"I really appreciate the offer the Rays have extended to me," said Cobb. "I look forward to speaking with my agent and deciding what the best route would be for my family and I."
In Cobb's case specifically, because the Rays are a revenue-sharing recipient, according to MLB.com's Jon Paul Morosi, they could receive one of two different Draft picks based on the rules of the new Collective Bargaining Agreement. If Cobb signs with another team for at least $50 million, the Rays would receive a 2018 Draft pick between the first round and Competitive Balance Round A. If he signs for less than $50 million, the Rays would receive a pick following Competitive Balance Round B, which comes after the second round.
Players like Cobb, who have been extended such an offer, now have 10 days to accept or reject their offers.
That gives Cobb until Nov. 16 to decide whether to take the qualifying offer, stay with the Rays for one more season and become a free agent following 2018, or decline it and test the free-agent market now.

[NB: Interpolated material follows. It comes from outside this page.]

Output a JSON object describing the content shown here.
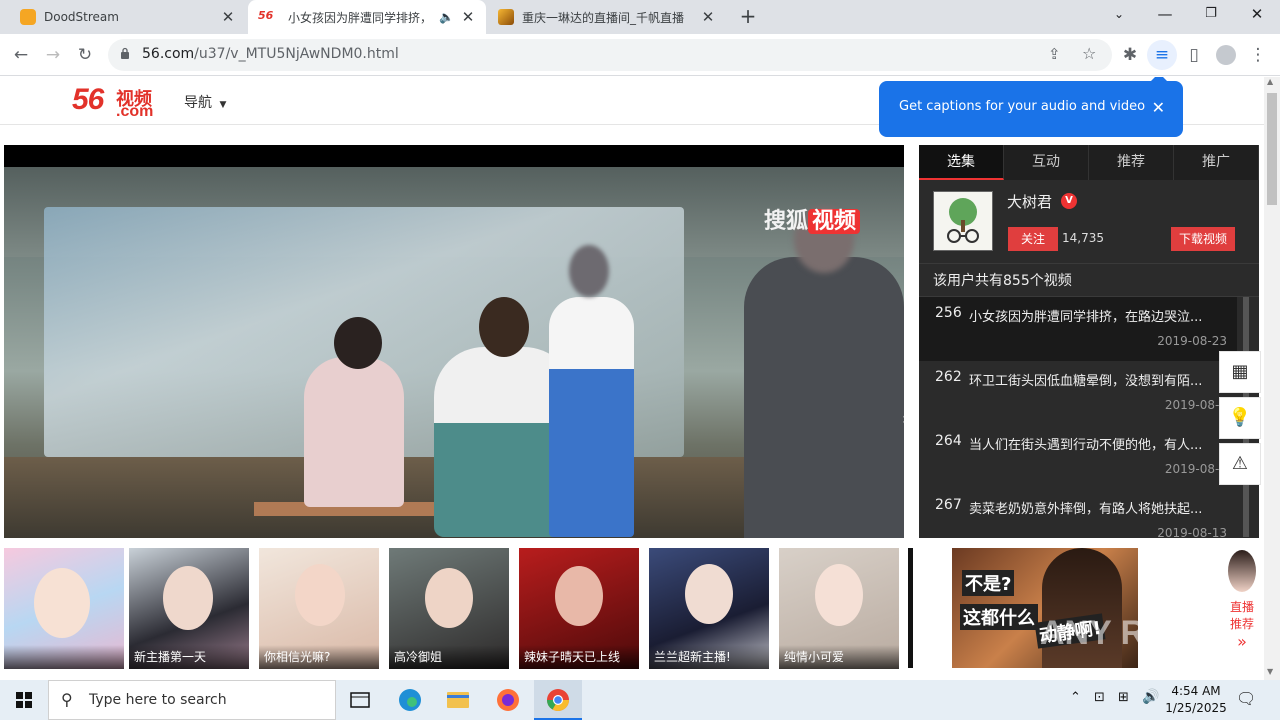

After the 2012 season, the Rays were faced with a similar choice when considering center fielder Melvin Upton Jr.'s case. They opted to make him a qualifying offer of $13.3 million (the qualifying offer amount at the time), but Upton turned down the offer and signed a five-year, $75 million contract with the Braves.
Bill Chastain has covered the Rays for MLB.com since 2005. This story was not subject to the approval of Major League Baseball or its clubs.